The second, of course.
Arguments and claims are much more compelling when rooted in data and research.
You don’t just have to convince people to be on your side about an issue — you need to convince them to take action.
Data-driven content catches people’s attention in a way that fluffy arguments do not.
Key business blog actions:
In any good story, you’ll introduce the main argument, establish proof and then end with a takeaway for the audience. You can use data in blog posts to introduce your main argument and show why it’s relevant to your readers, or as proof of it throughout the body of the post.
- Source industry reports – make a note in your diary if they are produced annually.
- Look for analysts and other data sources. Some examples:
- Identify any market research reports that relate to your industry.
- Make a note in your diary if they are annual reports.
7. You Are Not Creative.
Many people already believe they are not creative, yet this can easily be overcome. Each one of us is a special kind of artist.
Every one of us is born an original, spontaneous thinker. The only difference between people who are creative and people who are not is a simple belief. Creative people believe they are creative.
There are lots of ways to generate useful and relevant blog content for your target audience. You can, of course, ask them as well what they would like from you.
Business Blog Actions:
- interview leaders in your sector and write about it.
- report on trends in your market, how they will affect your customers and what they do about them.
- write about big events that take place and summarise your thoughts on them.
- look at any industry reports and put your angle and perspective on it.
- produce a survey or poll and then write a blog on the results.
8. Because Your Website Isn’t Designed for Blogging.
An excellent blog deserves a good home. To blog consistently, you need to have an easy to use content management system (CMS) to publish your posts.
Many a business has hard-coded websites or CMS’s that are not user-friendly. By far and away the best platform is WordPress (there now over 80M WordPress websites/blogs).

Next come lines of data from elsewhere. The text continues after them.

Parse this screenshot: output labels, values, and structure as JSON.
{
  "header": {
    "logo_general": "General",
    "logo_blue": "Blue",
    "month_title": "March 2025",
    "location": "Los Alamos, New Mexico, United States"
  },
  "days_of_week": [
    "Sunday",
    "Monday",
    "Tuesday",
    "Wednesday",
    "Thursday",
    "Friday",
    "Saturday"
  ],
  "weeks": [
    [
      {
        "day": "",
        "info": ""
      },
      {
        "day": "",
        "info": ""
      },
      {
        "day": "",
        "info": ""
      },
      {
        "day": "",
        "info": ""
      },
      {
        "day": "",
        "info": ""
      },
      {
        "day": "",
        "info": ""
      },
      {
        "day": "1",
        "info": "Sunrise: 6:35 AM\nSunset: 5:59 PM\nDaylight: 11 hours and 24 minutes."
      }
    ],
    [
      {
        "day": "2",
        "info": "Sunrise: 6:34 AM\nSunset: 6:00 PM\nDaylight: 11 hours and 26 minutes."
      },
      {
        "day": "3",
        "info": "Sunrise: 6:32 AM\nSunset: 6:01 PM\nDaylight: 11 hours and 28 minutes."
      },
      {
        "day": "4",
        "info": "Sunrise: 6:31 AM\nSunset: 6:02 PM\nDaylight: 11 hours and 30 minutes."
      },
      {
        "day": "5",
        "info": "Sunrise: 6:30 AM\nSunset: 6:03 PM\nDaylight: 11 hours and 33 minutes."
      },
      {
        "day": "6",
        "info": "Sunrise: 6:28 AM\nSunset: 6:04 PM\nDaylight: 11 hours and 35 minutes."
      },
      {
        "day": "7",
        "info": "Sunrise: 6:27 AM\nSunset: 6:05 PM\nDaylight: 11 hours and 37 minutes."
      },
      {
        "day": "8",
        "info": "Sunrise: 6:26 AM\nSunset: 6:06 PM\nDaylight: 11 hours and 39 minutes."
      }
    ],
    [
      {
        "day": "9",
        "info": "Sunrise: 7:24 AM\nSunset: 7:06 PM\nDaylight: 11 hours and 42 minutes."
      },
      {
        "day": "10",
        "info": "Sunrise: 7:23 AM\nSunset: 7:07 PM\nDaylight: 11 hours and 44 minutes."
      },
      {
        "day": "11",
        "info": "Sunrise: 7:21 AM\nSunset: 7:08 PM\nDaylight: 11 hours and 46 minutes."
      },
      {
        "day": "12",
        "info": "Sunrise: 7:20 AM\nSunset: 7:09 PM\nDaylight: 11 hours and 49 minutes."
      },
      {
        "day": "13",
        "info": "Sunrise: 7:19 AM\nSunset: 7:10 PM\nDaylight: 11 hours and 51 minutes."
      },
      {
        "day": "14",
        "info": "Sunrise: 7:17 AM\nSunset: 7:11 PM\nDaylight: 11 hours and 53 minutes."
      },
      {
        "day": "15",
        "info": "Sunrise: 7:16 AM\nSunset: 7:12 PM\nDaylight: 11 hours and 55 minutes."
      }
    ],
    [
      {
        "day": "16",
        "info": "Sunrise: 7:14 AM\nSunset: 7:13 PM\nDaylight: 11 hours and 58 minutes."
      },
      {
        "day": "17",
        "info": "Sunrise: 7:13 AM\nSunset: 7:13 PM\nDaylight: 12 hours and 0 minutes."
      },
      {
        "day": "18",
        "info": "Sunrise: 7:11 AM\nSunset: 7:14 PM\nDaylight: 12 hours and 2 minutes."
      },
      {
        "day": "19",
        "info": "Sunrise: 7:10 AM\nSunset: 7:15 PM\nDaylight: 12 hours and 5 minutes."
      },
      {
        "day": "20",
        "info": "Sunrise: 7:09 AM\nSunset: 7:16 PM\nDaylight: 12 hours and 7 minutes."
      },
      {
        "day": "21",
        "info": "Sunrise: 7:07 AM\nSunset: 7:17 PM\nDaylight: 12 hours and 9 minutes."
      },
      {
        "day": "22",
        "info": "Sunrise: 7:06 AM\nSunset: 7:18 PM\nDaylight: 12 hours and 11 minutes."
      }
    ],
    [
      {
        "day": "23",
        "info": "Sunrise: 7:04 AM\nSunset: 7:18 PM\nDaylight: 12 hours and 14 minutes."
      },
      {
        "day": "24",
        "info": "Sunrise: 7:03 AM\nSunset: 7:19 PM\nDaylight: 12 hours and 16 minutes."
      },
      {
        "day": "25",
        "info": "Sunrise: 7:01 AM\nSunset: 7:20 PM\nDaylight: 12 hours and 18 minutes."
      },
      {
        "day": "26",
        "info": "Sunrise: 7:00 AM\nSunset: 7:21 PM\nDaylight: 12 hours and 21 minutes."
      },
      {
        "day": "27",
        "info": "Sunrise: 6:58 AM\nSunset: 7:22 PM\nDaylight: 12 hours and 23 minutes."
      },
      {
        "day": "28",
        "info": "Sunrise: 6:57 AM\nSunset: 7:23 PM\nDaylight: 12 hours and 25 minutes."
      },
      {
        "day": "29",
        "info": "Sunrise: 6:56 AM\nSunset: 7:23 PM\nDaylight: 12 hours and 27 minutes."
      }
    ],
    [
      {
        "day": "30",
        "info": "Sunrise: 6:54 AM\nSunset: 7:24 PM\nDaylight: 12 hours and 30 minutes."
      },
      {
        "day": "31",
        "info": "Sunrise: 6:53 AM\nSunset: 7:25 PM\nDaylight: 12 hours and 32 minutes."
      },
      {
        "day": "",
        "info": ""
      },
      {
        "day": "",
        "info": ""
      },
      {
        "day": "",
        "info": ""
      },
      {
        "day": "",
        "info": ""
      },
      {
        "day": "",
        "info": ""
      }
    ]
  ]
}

Key business blog action:
- Review your current website and CMS and assess if it is fit for purpose
- If you are investing a lot of time and resources, make sure it looks good and reflects your brand
- Add in style elements to your blog to break up the format and make it more interesting
Make it visually appealing and substantial – the web is getting easier to read!
9. Schedule Your Posts and Be Consistent
The last one is the hardest and a good reason why many businesses don’t blog. Many companies are still uncertain of the benefits of blogging and unsure of any return on investment.
I may be controversial here, but I still see a generation gap in the digital world. Some people have embraced it while others still are wary of it particularly at old senior levels of management. Some people just prefer to stick to what they know and have tried before.
In larger businesses it is often a cultural shift on a larger scale that is needed and blogging is part of a broader social marketing strategy.
Key marketing actions:
If you have internal resistance to change then build the case for blogging/social marketing:
- Produce a business proposal for how social marketing and blogging can benefit your business
- Use case studies (here are some interesting ones from Warwick Uni for instance)/ reports and best practice.
- Lobby people internally and find out who is blogging anyway! on their own blog
Well, there you have it ten reasons a business shouldn’t blog – what do you think should every business blog?
10. You Don’t Use Analytics To Test and Improve
Sometimes you can produce a blog post and it will do ok but not great.
After a month you might notice it isn’t receiving any traffic or isn’t ranked very well.
The goal now is to improve that post.
The way to think about this is that if you need to improve each of your blog posts over time. Optimise the heading, improve the content, create more backlinks.
Not only will this improve how your audience engages with your content it will also increase overall traffic to your site. Furthermore, don’t forget to build out the internal links to relevant related content.